**YOUR GOAL**. The answer should be a faithful retyping of the records that follow, pictures excluded.

**THE DATA**.
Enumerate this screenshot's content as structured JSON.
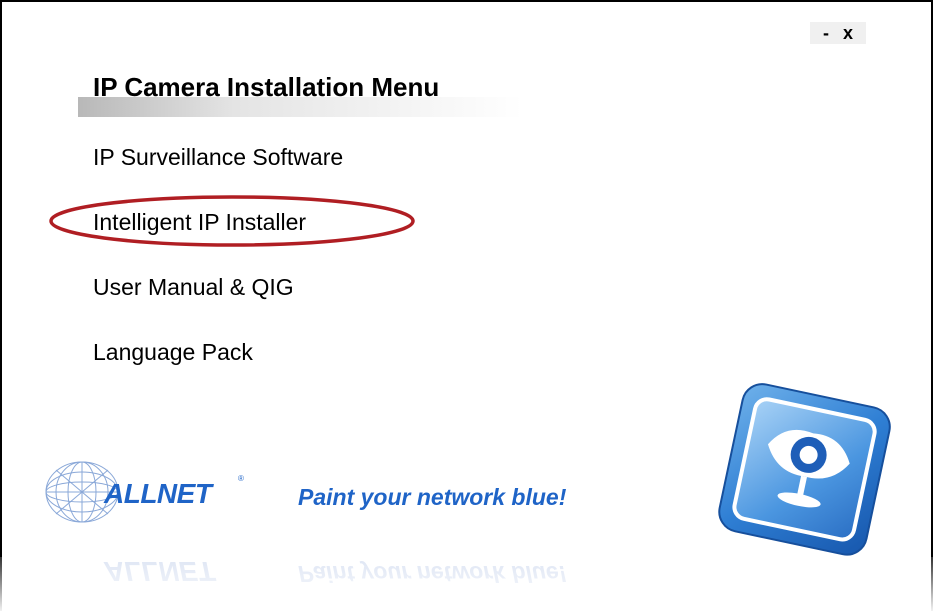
{
  "window": {
    "minimize_label": "-",
    "close_label": "x"
  },
  "menu": {
    "title": "IP Camera Installation Menu",
    "items": [
      {
        "label": "IP Surveillance Software"
      },
      {
        "label": "Intelligent IP Installer",
        "highlighted": true
      },
      {
        "label": "User Manual & QIG"
      },
      {
        "label": "Language Pack"
      }
    ]
  },
  "branding": {
    "logo_text": "ALLNET",
    "logo_mark": "®",
    "slogan": "Paint your network blue!",
    "brand_color": "#1f64c7"
  },
  "highlight_color": "#b01e23",
  "icons": {
    "brand_logo": "globe-wireframe-icon",
    "app_icon": "eye-camera-icon"
  }
}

**SOLUTION TO THIS TASK**.
Enumerate this screenshot's content as structured JSON.
{
  "window": {
    "minimize_label": "-",
    "close_label": "x"
  },
  "menu": {
    "title": "IP Camera Installation Menu",
    "items": [
      {
        "label": "IP Surveillance Software"
      },
      {
        "label": "Intelligent IP Installer",
        "highlighted": true
      },
      {
        "label": "User Manual & QIG"
      },
      {
        "label": "Language Pack"
      }
    ]
  },
  "branding": {
    "logo_text": "ALLNET",
    "logo_mark": "®",
    "slogan": "Paint your network blue!",
    "brand_color": "#1f64c7"
  },
  "highlight_color": "#b01e23",
  "icons": {
    "brand_logo": "globe-wireframe-icon",
    "app_icon": "eye-camera-icon"
  }
}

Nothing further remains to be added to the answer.